Task statement: When the string "НАЗВАНИЕ" is part of a line below, that line should be copied.

Records:

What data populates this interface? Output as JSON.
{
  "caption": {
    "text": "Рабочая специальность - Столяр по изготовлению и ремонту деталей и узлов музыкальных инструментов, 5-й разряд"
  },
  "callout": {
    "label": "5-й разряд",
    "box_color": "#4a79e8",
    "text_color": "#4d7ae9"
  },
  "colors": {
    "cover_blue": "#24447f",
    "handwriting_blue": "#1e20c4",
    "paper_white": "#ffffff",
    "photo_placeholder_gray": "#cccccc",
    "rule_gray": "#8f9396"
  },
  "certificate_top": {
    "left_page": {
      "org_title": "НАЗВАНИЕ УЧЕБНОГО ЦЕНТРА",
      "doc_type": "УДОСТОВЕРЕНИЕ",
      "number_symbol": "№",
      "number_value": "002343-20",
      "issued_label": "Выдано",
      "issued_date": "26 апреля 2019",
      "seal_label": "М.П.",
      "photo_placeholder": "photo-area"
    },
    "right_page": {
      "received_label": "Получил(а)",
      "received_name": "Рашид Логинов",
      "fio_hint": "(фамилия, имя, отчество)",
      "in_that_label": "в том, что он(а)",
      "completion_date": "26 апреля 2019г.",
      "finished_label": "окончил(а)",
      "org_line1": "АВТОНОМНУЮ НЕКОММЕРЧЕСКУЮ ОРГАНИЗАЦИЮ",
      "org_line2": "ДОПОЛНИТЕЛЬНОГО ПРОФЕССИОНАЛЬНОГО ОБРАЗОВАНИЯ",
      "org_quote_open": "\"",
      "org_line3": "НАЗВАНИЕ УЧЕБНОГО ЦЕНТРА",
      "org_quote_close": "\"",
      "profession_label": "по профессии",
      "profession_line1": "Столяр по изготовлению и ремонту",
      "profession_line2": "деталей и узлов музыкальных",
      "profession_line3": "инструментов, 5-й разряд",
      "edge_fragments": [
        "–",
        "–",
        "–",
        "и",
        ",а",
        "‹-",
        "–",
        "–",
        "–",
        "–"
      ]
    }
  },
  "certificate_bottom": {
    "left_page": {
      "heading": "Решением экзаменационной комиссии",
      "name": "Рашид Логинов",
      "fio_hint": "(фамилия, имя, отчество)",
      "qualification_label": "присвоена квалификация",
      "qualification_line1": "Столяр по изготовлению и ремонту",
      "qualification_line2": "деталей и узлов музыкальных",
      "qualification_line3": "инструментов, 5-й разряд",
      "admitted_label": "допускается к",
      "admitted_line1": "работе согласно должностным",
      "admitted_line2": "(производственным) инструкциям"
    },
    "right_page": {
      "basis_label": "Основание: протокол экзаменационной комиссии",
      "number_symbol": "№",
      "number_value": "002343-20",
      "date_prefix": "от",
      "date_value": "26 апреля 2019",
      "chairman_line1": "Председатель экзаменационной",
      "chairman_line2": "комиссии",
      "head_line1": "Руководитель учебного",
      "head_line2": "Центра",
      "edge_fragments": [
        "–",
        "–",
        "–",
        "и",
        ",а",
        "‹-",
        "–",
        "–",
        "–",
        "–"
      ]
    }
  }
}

Finished task:
      "org_title": "НАЗВАНИЕ УЧЕБНОГО ЦЕНТРА",
      "org_line3": "НАЗВАНИЕ УЧЕБНОГО ЦЕНТРА",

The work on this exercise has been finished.